Sega Saturn’s 2D capabilities were likely on par with the Neo or better, but unfortunately for all of us there was an industry shift to 3D that came on like gangbusters with the release of PlayStation and the arcade hardware of the time having some incredible 3D masterpieces like Daytona, Sega Rally, Virtua Fighter, and Ridge Racer. The games that really utilize the hardware of Saturn well in all its 2D glory are fantastic. It just looked “old” to people at the time.
Hell, pick up an issue of Next Generation magazine from that time. They were routinely savaging everything 2D (and I’m guessing Edge was too) because it was considered the past. They were games from a bygone era as far as that magazine was concerned, and that definitely bled over into the “influencers” of the time, gamers who were buying the latest and greatest on day one.
I was definitely an outlier at the time, as I recall many peers who were so enamored of 3D it was all they would play. It really was the beginning of the end for the arcades because you knew that what was appearing at home was now nearly on par with what they were building for arcades. Gaming lost its first-run movie theatre-like debuts and was moving quickly toward home games only.
Those monsters. I remember still digging 2D games even as a teenager. I always loved my 8 and 16 bit games, and when I was able to get my hand on 2D 32 bit games, I loved them. The few I remember most that I got when they were new were Yoshi’s Story, Marvel VS. Capcom, and Legend of Mana.
Oh, and all sorts of GBA games. I freaking loved that system.
I need to dig out my back issues of Next Gen. I think a lot of people have no idea how influential they and Edge were during that time. The Internet was a thing by then so we were definitely talking about games from very specific angles already in 1995 and Next Generation’s take was always important. rec.games.video.sega, sony and nintendo were vibrant places with lots of discussion. Many of those same people migrated to GAF… the OG GAF… myself included.

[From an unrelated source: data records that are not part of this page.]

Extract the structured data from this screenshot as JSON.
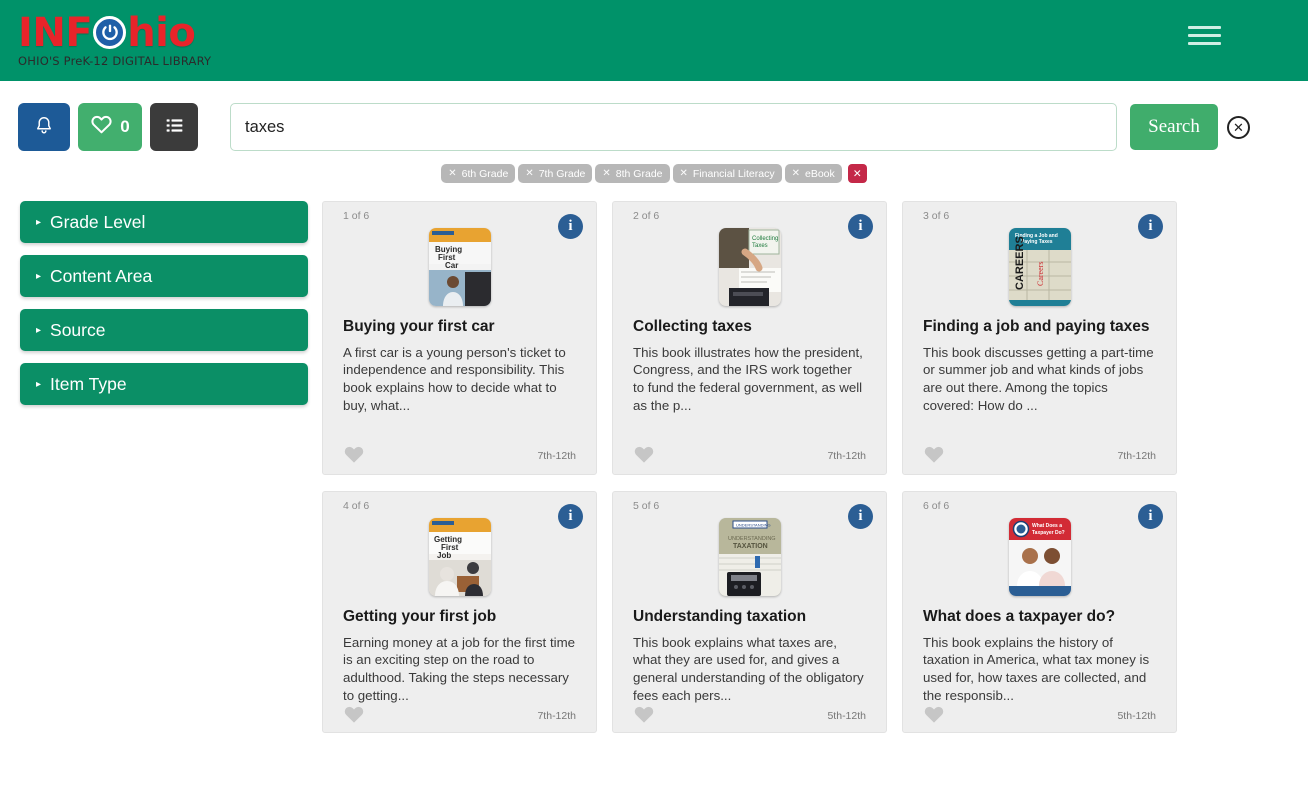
{
  "header": {
    "logo_text_1": "INF",
    "logo_text_2": "hio",
    "logo_icon": "power-icon",
    "tagline": "OHIO'S PreK-12 DIGITAL LIBRARY",
    "menu_icon": "hamburger-menu-icon",
    "background_color": "#009269"
  },
  "toolbar": {
    "bell_icon": "notification-bell-icon",
    "favorites_icon": "heart-icon",
    "favorites_count": "0",
    "list_icon": "list-view-icon",
    "search_value": "taxes",
    "search_placeholder": "",
    "search_label": "Search",
    "clear_icon": "clear-circle-x-icon",
    "bell_color": "#1d5a97",
    "fav_color": "#42af6e",
    "list_color": "#3b3b3b",
    "search_btn_color": "#40ad6c"
  },
  "chips": {
    "items": [
      {
        "label": "6th Grade"
      },
      {
        "label": "7th Grade"
      },
      {
        "label": "8th Grade"
      },
      {
        "label": "Financial Literacy"
      },
      {
        "label": "eBook"
      }
    ],
    "remove_icon": "x-icon",
    "clear_all_icon": "x-icon",
    "chip_color": "#b7b7b7",
    "clear_all_color": "#c42848"
  },
  "sidebar": {
    "facets": [
      {
        "label": "Grade Level",
        "caret": "▸"
      },
      {
        "label": "Content Area",
        "caret": "▸"
      },
      {
        "label": "Source",
        "caret": "▸"
      },
      {
        "label": "Item Type",
        "caret": "▸"
      }
    ],
    "facet_color": "#0b8f66"
  },
  "results": {
    "info_icon": "info-icon",
    "favorite_icon": "heart-icon",
    "cards": [
      {
        "index": "1 of 6",
        "title": "Buying your first car",
        "description": "A first car is a young person's ticket to independence and responsibility. This book explains how to decide what to buy, what...",
        "grade": "7th-12th",
        "cover": "buying-your-first-car-cover"
      },
      {
        "index": "2 of 6",
        "title": "Collecting taxes",
        "description": "This book illustrates how the president, Congress, and the IRS work together to fund the federal government, as well as the p...",
        "grade": "7th-12th",
        "cover": "collecting-taxes-cover"
      },
      {
        "index": "3 of 6",
        "title": "Finding a job and paying taxes",
        "description": "This book discusses getting a part-time or summer job and what kinds of jobs are out there. Among the topics covered: How do ...",
        "grade": "7th-12th",
        "cover": "finding-a-job-and-paying-taxes-cover"
      },
      {
        "index": "4 of 6",
        "title": "Getting your first job",
        "description": "Earning money at a job for the first time is an exciting step on the road to adulthood. Taking the steps necessary to getting...",
        "grade": "7th-12th",
        "cover": "getting-your-first-job-cover"
      },
      {
        "index": "5 of 6",
        "title": "Understanding taxation",
        "description": "This book explains what taxes are, what they are used for, and gives a general understanding of the obligatory fees each pers...",
        "grade": "5th-12th",
        "cover": "understanding-taxation-cover"
      },
      {
        "index": "6 of 6",
        "title": "What does a taxpayer do?",
        "description": "This book explains the history of taxation in America, what tax money is used for, how taxes are collected, and the responsib...",
        "grade": "5th-12th",
        "cover": "what-does-a-taxpayer-do-cover"
      }
    ]
  }
}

Magazines were the starting point for all of us back then so it shaped your opinion depending on what you read. Gamepro was more kid oriented and silly. EGM was somewhere in the middle. Diehard Game Fan blew me away with its love for the same kinds of games I adored at the time. And of course Next Generation was the hoity toity industry insidery mag based on Edge which was really hard to come by in the States in that era.